_INPUT DATA:_
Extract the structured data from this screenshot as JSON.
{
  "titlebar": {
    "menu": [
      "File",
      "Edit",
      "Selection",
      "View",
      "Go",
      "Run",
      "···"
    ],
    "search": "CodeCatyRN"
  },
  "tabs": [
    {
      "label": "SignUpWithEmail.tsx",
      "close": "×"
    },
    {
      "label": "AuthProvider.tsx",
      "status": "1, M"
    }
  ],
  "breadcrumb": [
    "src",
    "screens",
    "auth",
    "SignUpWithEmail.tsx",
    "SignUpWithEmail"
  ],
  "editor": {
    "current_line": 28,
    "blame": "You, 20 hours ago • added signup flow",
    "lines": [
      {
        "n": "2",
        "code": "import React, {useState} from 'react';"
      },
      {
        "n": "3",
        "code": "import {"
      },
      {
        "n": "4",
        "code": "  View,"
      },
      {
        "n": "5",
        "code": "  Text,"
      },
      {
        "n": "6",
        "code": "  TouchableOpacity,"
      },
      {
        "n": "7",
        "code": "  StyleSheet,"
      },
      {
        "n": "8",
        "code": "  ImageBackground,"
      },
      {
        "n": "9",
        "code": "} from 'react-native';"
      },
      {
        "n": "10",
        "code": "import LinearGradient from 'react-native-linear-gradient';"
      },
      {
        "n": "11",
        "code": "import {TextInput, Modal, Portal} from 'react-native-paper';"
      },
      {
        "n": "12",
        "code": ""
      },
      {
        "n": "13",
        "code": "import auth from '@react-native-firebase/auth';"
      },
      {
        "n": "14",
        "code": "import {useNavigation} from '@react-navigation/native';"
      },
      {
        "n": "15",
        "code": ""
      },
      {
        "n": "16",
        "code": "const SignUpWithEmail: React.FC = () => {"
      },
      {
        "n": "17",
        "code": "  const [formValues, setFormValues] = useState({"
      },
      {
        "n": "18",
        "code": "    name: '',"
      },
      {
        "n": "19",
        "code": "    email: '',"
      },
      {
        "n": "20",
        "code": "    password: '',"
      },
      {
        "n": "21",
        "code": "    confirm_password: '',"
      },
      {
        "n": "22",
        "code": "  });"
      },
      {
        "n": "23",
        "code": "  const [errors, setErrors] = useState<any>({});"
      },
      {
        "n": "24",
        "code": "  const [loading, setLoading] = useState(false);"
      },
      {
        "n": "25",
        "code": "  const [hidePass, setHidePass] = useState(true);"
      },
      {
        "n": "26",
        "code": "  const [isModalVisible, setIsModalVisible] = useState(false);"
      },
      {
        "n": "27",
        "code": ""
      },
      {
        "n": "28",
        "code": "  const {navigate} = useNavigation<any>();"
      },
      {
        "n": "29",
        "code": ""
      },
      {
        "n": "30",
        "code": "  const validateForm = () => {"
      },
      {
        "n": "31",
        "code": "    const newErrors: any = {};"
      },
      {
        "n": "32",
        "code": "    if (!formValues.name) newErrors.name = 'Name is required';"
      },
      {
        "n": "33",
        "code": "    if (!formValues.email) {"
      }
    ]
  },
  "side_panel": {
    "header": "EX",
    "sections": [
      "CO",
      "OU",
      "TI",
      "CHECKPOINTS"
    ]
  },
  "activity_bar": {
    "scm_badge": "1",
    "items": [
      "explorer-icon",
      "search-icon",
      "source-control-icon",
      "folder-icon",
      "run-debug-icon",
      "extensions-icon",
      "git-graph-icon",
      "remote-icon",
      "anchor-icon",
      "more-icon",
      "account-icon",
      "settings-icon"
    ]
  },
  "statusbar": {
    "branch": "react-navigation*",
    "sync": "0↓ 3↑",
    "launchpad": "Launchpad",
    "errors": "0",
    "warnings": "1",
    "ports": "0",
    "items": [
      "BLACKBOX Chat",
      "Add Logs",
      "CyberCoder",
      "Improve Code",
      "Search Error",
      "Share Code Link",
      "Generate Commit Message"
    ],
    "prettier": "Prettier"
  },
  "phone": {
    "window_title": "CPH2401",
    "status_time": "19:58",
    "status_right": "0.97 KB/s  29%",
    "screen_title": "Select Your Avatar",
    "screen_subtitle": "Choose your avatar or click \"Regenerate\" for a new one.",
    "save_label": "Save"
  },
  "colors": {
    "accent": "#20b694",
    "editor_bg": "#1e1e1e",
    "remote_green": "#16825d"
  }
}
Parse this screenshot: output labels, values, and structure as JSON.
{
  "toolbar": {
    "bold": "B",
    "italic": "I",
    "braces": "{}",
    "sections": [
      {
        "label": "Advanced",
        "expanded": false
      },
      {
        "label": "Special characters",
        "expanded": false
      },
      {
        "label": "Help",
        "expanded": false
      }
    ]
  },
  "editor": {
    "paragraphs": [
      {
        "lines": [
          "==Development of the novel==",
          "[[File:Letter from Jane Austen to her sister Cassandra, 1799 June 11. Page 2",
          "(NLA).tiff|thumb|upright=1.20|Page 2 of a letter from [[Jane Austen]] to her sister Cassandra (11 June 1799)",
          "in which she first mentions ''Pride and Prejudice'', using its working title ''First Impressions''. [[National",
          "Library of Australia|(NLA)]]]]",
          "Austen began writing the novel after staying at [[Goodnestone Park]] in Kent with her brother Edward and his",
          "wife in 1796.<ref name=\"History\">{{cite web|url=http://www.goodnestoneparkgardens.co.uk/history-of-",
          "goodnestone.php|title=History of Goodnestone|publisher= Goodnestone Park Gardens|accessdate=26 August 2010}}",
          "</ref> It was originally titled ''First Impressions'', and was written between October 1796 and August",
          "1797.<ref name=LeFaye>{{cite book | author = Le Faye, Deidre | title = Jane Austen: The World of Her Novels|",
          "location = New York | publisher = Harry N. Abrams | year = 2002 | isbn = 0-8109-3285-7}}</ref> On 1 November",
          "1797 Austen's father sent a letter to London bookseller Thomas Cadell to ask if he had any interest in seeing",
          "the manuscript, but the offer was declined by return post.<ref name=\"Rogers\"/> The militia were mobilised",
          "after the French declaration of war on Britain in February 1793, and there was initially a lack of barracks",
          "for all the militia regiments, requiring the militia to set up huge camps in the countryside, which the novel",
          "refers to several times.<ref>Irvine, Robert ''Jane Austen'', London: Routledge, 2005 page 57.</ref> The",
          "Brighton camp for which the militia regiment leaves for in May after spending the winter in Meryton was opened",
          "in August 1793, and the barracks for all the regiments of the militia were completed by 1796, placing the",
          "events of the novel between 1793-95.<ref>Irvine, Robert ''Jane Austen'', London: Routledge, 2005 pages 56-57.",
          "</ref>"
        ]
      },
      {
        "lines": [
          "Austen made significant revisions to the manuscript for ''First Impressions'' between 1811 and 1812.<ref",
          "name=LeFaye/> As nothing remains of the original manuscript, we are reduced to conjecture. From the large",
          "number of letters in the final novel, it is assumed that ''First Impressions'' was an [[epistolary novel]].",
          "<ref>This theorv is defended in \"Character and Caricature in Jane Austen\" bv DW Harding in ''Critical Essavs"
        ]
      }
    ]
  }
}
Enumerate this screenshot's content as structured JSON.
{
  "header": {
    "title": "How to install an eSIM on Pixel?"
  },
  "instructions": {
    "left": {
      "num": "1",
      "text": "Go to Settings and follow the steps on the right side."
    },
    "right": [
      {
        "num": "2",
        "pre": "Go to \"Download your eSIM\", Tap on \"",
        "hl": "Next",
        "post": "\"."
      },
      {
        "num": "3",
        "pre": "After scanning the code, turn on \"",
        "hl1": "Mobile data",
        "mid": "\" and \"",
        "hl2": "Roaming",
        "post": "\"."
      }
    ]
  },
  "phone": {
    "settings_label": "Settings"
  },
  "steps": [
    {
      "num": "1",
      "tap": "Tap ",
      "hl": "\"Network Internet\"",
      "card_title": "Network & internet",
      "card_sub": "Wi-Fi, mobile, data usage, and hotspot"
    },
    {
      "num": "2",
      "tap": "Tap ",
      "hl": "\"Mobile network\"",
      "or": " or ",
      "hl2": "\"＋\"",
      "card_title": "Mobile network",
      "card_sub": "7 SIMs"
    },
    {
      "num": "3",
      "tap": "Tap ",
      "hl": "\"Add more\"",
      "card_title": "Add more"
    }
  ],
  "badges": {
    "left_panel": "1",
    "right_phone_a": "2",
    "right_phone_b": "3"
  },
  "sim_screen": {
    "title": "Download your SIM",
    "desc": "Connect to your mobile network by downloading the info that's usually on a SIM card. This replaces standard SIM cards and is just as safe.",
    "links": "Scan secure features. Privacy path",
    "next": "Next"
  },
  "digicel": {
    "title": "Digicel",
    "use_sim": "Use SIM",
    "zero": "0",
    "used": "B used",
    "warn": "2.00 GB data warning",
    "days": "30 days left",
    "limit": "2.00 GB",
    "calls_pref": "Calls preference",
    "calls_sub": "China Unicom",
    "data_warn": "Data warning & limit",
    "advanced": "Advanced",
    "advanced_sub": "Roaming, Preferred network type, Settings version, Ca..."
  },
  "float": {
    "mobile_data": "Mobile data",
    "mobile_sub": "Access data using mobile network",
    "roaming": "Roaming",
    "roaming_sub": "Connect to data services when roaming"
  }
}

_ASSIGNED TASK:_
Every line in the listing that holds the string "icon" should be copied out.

_ANSWER:_
      "explorer-icon",
      "search-icon",
      "source-control-icon",
      "folder-icon",
      "run-debug-icon",
      "extensions-icon",
      "git-graph-icon",
      "remote-icon",
      "anchor-icon",
      "more-icon",
      "account-icon",
      "settings-icon"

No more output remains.